Latifa Echakhch's project has a special character, since it involves an exploded concert stage that will be used for many of the events scheduled during the Biennale. The artist has conceived her project as a continuation of what she experimented with at the Venice Biennale in 2022. In a Swiss Pavilion as if clothed in embers and ashes, she had scattered slightly charred wooden figures, survivors of a mysterious ritual, perhaps that Concert which gave its name to the installation, modulated with composer Alexandre Babel, without any sound, but with an incitement to listen to reality.

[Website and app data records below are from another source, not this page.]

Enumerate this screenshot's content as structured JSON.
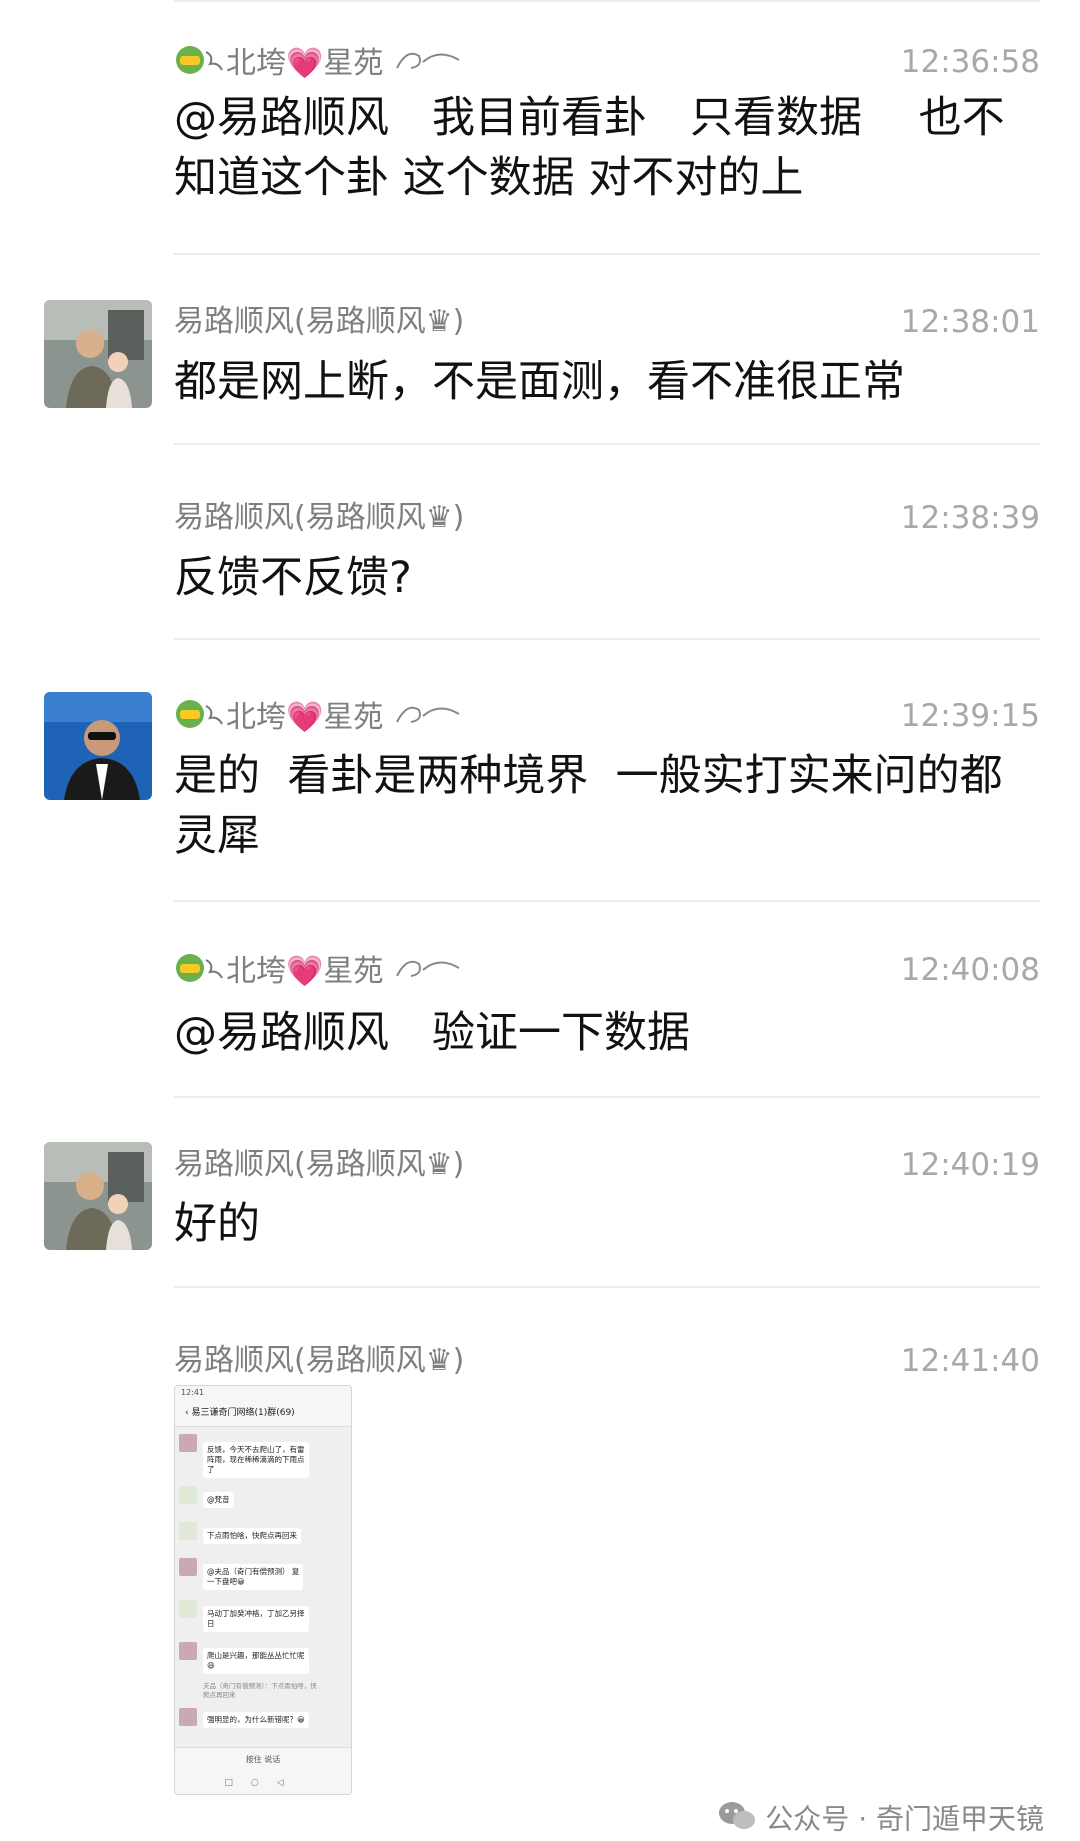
{
  "messages": [
    {
      "sender": "北垮💗星苑",
      "time": "12:36:58",
      "text": "@易路顺风　我目前看卦　只看数据　 也不知道这个卦 这个数据 对不对的上"
    },
    {
      "sender": "易路顺风(易路顺风♛)",
      "time": "12:38:01",
      "text": "都是网上断，不是面测，看不准很正常"
    },
    {
      "sender": "易路顺风(易路顺风♛)",
      "time": "12:38:39",
      "text": "反馈不反馈?"
    },
    {
      "sender": "北垮💗星苑",
      "time": "12:39:15",
      "text": "是的  看卦是两种境界  一般实打实来问的都灵犀"
    },
    {
      "sender": "北垮💗星苑",
      "time": "12:40:08",
      "text": "@易路顺风　验证一下数据"
    },
    {
      "sender": "易路顺风(易路顺风♛)",
      "time": "12:40:19",
      "text": "好的"
    },
    {
      "sender": "易路顺风(易路顺风♛)",
      "time": "12:41:40",
      "text": ""
    }
  ],
  "shared_image": {
    "title": "易三谦奇门网络(1)群(69)",
    "status_time": "12:41",
    "bubbles": [
      "反馈，今天不去爬山了，有雷\n阵雨，现在稀稀滴滴的下雨点\n了",
      "@梵音",
      "下点雨怕啥，快爬点再回来",
      "@夫品（奇门有偿预测） 复\n一下盘吧😀",
      "马动丁加癸冲格，丁加乙另择\n日",
      "爬山是兴趣，那能丛丛忙忙呢\n😄",
      "强明显的，为什么新错呢？😀"
    ],
    "system_note": "夫品（奇门有偿预测）：下点雨怕啥，快\n爬点再回来",
    "input_label": "按住 说话"
  },
  "watermark": "公众号 · 奇门遁甲天镜",
  "colors": {
    "background": "#ffffff",
    "name": "#7f7f7f",
    "time": "#a8a8a8",
    "text": "#111111",
    "divider": "#ececec"
  }
}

Latifa Echakhch pursued the idea of an unstructured stage, allowing a different relationship between musicians and audience alike: an approach more in tune with contemporary musical experimentation where hierarchies are called into question. She had the opportunity to bring such a set-up to life for the first time at Messeplatz during Art Basel. In collaboration with Luc Meier, Der Allplatz welcomed musicians each day on modules redistributed according to the spirit of their concert. The same tubular structures used to support the stage and technical equipment were improvised as benches for the audience.

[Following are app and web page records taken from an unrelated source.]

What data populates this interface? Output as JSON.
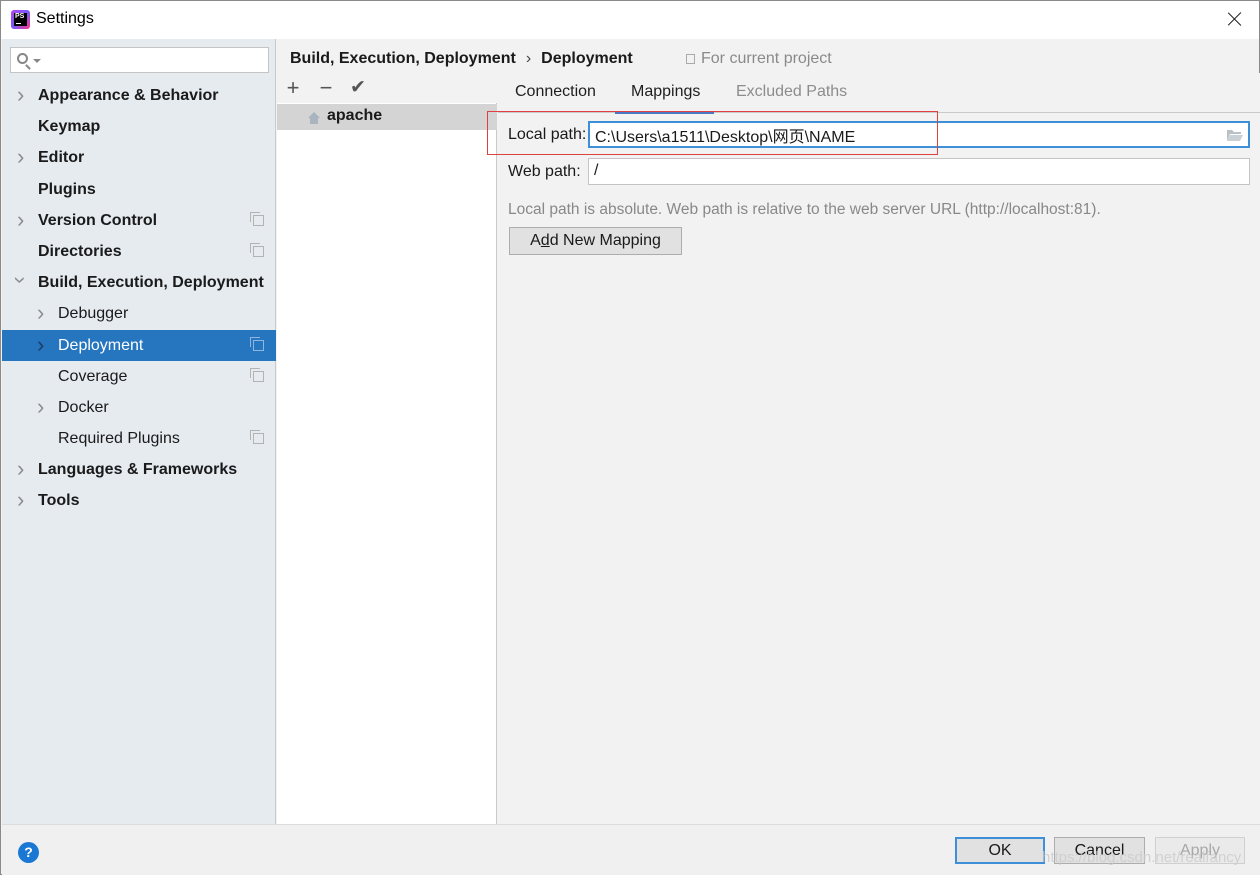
{
  "window": {
    "title": "Settings",
    "app_icon": "phpstorm-icon",
    "app_icon_text": "PS"
  },
  "search": {
    "placeholder": "",
    "value": ""
  },
  "sidebar": {
    "items": [
      {
        "label": "Appearance & Behavior",
        "level": 0,
        "chevron": "right",
        "project_icon": false
      },
      {
        "label": "Keymap",
        "level": 0,
        "chevron": "none",
        "project_icon": false
      },
      {
        "label": "Editor",
        "level": 0,
        "chevron": "right",
        "project_icon": false
      },
      {
        "label": "Plugins",
        "level": 0,
        "chevron": "none",
        "project_icon": false
      },
      {
        "label": "Version Control",
        "level": 0,
        "chevron": "right",
        "project_icon": true
      },
      {
        "label": "Directories",
        "level": 0,
        "chevron": "none",
        "project_icon": true
      },
      {
        "label": "Build, Execution, Deployment",
        "level": 0,
        "chevron": "down",
        "project_icon": false
      },
      {
        "label": "Debugger",
        "level": 1,
        "chevron": "right",
        "project_icon": false
      },
      {
        "label": "Deployment",
        "level": 1,
        "chevron": "right",
        "project_icon": true,
        "selected": true
      },
      {
        "label": "Coverage",
        "level": 1,
        "chevron": "none",
        "project_icon": true
      },
      {
        "label": "Docker",
        "level": 1,
        "chevron": "right",
        "project_icon": false
      },
      {
        "label": "Required Plugins",
        "level": 1,
        "chevron": "none",
        "project_icon": true
      },
      {
        "label": "Languages & Frameworks",
        "level": 0,
        "chevron": "right",
        "project_icon": false
      },
      {
        "label": "Tools",
        "level": 0,
        "chevron": "right",
        "project_icon": false
      }
    ]
  },
  "breadcrumb": {
    "parent": "Build, Execution, Deployment",
    "separator": "›",
    "current": "Deployment",
    "scope": "For current project"
  },
  "servers": {
    "toolbar": {
      "add": "+",
      "remove": "−",
      "default": "✔"
    },
    "items": [
      {
        "name": "apache",
        "icon": "home-icon"
      }
    ]
  },
  "tabs": [
    {
      "label": "Connection",
      "state": "normal"
    },
    {
      "label": "Mappings",
      "state": "active"
    },
    {
      "label": "Excluded Paths",
      "state": "disabled"
    }
  ],
  "mappings": {
    "local_path_label": "Local path:",
    "local_path_value": "C:\\Users\\a1511\\Desktop\\网页\\NAME",
    "web_path_label": "Web path:",
    "web_path_value": "/",
    "hint": "Local path is absolute. Web path is relative to the web server URL (http://localhost:81).",
    "add_button_prefix": "A",
    "add_button_mnemonic": "d",
    "add_button_suffix": "d New Mapping"
  },
  "footer": {
    "help": "?",
    "ok": "OK",
    "cancel": "Cancel",
    "apply": "Apply",
    "watermark": "https://blog.csdn.net/realfancy"
  },
  "colors": {
    "selection": "#2675bf",
    "focus_border": "#3d8fd8",
    "tab_underline": "#4a78c2",
    "annotation_box": "#e04040",
    "sidebar_bg": "#e6ebf0"
  }
}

With this experience behind him, the artist has completed his concept for Chandoline, which offers a rare fluidity to accommodate the proposals of unconventional artists.
Born in 1964 in Morocco
Lives and works in Vevey
Born in the Moroccan countryside, Latifa Echakhch grew up in Savoie from the age of 3. She entered the Beaux-Arts de Grenoble almost by chance, and went on to study at the Ecole Nationale Supérieure d'Arts de Paris-Cergy and the Beaux-Arts de Lyon.
In 2002, when she began exhibiting, she readily admitted that the political climate in France - the National Front in the second round of the presidential elections - and internationally - the second Intifada - demanded a real artistic commitment that would never leave her. However, her art never militates, except for art itself, for its capacity to awaken consciousness, no doubt, but also the senses.
In 2011, she made her first appearance at the Venice Biennale. At the invitation of Bice Curiger, curator of the main exhibition, she exhibited flagpoles without flags in the Giardini under the name Fantasia. An echo of the debates on the place of national politics in artistic expression, and also of the multiple identities, each undefined, that were shaping the young artist, then in the process of settling in Valais and starting a family there.
In 2022, she will occupy the Biennale's Swiss Pavilion with Le Concert, an installation that examines what it's like to experience the end of music. A work imbued with melancholy, as was Goodby Horses, ten years earlier at the Kunsthaus Zurich, where visitors haunted an abandoned circus. In recent years, while time and its cycles have always been essential to her artistic research, Latifa Echakhch has chosen to take a step aside, drawing on the world of music to raise new questions that illuminate and enrich her career as a visual artist. Le Concert, like her work for the Son Biennale, is a case in point.